[Input]
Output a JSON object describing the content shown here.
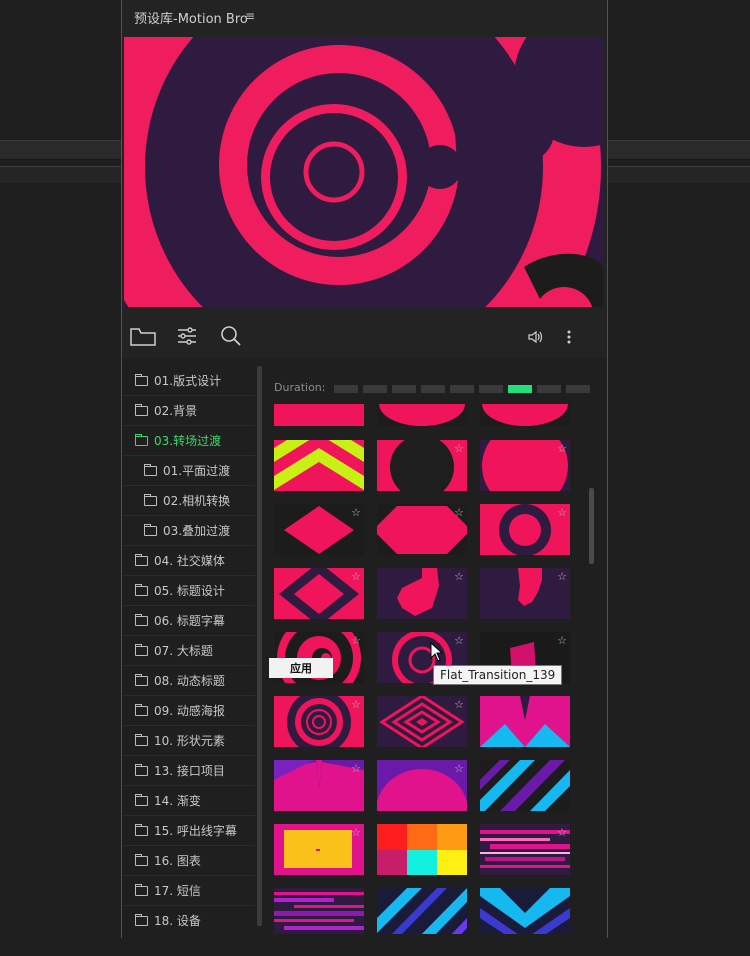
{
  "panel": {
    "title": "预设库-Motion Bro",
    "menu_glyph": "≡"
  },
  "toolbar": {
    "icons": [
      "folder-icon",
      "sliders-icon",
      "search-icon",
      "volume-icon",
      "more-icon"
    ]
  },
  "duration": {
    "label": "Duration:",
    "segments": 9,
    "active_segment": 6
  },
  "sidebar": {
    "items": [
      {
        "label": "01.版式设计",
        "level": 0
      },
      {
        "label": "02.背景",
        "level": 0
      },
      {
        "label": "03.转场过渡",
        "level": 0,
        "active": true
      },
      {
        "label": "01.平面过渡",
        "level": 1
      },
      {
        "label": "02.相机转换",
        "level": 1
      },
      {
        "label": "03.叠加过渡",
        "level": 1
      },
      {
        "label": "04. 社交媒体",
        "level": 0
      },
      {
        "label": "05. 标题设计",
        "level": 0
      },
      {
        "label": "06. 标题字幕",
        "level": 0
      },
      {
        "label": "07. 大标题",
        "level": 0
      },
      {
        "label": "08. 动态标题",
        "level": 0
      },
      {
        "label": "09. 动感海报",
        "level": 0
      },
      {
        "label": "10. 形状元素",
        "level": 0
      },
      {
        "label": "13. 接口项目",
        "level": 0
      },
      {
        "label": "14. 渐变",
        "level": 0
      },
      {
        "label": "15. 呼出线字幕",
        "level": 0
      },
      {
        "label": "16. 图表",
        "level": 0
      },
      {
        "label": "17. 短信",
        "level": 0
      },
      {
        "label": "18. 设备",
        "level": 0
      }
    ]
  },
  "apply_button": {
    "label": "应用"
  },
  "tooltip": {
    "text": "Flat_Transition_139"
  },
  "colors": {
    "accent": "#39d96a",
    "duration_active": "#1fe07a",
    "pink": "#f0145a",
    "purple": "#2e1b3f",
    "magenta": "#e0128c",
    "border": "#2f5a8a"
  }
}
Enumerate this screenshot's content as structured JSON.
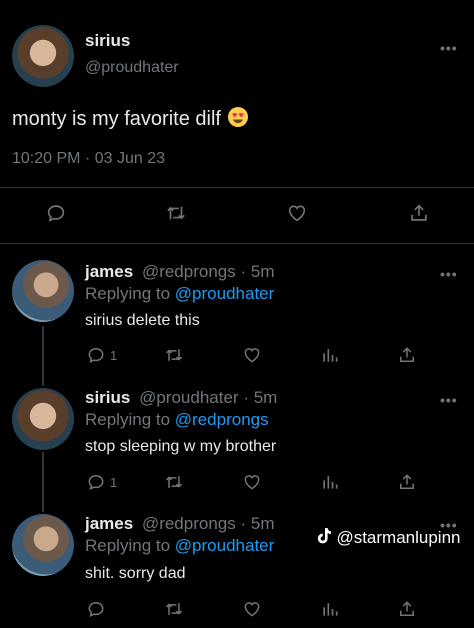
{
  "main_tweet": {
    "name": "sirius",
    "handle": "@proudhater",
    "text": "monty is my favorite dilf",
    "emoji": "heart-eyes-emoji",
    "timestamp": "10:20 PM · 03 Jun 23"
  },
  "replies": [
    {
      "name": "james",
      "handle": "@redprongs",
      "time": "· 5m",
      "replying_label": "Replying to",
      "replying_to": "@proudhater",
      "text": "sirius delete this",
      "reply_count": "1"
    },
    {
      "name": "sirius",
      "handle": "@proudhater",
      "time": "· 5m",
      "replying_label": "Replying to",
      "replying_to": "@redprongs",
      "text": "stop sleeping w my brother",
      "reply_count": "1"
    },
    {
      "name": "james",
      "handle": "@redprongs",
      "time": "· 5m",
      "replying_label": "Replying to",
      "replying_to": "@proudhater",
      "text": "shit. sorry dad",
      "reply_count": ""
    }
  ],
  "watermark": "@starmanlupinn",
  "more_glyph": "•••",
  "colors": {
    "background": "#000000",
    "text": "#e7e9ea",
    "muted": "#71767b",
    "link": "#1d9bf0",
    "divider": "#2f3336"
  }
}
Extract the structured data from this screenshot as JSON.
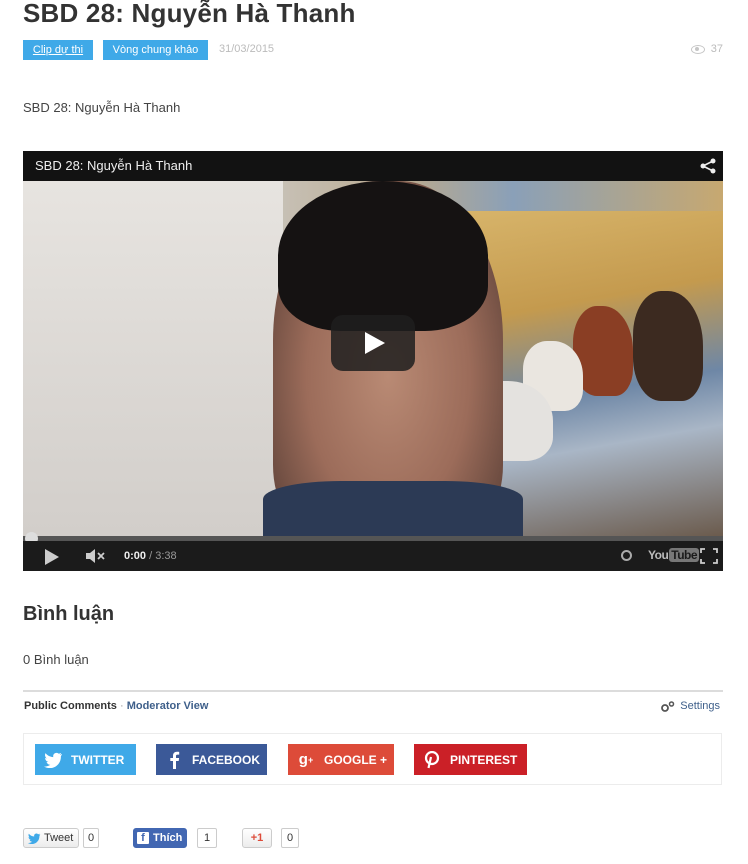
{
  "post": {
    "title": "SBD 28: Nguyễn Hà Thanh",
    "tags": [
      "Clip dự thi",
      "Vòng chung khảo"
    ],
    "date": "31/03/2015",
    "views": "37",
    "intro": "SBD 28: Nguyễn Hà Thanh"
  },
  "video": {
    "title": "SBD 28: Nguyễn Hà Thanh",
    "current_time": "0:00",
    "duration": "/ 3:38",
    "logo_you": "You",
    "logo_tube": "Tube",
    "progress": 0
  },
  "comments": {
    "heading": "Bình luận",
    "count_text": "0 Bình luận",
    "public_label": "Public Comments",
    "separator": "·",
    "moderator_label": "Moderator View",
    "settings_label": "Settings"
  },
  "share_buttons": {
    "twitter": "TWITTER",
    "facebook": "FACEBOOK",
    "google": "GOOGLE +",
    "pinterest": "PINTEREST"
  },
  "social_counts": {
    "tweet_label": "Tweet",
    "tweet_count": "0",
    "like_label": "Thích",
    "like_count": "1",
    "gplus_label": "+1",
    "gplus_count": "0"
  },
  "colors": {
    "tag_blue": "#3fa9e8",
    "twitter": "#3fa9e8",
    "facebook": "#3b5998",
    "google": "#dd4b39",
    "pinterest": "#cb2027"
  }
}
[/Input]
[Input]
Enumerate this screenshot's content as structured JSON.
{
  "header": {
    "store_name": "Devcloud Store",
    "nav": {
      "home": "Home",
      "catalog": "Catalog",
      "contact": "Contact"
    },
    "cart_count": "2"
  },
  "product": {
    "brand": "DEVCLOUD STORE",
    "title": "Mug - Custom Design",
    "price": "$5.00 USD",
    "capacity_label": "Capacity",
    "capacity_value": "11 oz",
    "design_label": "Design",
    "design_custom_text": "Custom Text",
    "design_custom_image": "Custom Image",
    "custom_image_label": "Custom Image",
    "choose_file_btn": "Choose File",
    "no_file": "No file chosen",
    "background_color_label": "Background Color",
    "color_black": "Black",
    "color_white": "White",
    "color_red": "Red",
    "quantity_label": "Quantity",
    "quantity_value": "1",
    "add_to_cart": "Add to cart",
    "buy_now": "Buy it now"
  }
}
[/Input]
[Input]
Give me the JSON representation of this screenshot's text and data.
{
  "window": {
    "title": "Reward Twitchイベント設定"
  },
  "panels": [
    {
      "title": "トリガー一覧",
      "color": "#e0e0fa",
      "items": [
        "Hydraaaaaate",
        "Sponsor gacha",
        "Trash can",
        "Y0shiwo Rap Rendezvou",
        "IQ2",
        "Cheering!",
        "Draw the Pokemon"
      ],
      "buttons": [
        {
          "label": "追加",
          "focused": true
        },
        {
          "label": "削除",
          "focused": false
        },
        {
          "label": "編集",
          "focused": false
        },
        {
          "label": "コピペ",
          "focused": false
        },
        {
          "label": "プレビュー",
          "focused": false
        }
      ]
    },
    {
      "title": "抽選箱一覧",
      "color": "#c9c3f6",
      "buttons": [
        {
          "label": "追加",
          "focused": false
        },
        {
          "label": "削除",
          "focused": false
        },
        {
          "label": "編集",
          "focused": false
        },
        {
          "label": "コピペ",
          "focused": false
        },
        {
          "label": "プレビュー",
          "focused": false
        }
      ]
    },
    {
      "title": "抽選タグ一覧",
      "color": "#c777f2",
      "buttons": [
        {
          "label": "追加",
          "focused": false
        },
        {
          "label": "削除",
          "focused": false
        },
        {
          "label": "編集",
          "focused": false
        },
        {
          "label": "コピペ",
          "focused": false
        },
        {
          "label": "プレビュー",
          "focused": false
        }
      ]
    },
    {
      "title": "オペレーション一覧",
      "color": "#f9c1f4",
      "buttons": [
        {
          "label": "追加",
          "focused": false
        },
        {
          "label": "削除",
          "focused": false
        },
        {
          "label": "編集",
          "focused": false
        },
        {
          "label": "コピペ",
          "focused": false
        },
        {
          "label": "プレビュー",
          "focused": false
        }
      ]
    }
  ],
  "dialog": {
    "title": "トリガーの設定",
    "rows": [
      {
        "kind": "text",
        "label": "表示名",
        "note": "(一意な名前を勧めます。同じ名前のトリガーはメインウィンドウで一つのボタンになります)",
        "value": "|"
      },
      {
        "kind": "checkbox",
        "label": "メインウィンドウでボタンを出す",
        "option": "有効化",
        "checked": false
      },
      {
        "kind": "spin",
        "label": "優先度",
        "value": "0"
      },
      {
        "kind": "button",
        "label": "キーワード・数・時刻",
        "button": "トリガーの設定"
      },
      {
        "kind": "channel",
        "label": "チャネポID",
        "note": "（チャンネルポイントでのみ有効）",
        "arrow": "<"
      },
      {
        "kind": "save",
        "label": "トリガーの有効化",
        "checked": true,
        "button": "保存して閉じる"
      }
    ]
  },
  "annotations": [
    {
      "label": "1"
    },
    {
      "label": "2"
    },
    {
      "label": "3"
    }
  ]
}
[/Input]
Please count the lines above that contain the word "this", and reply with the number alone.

## Answer
5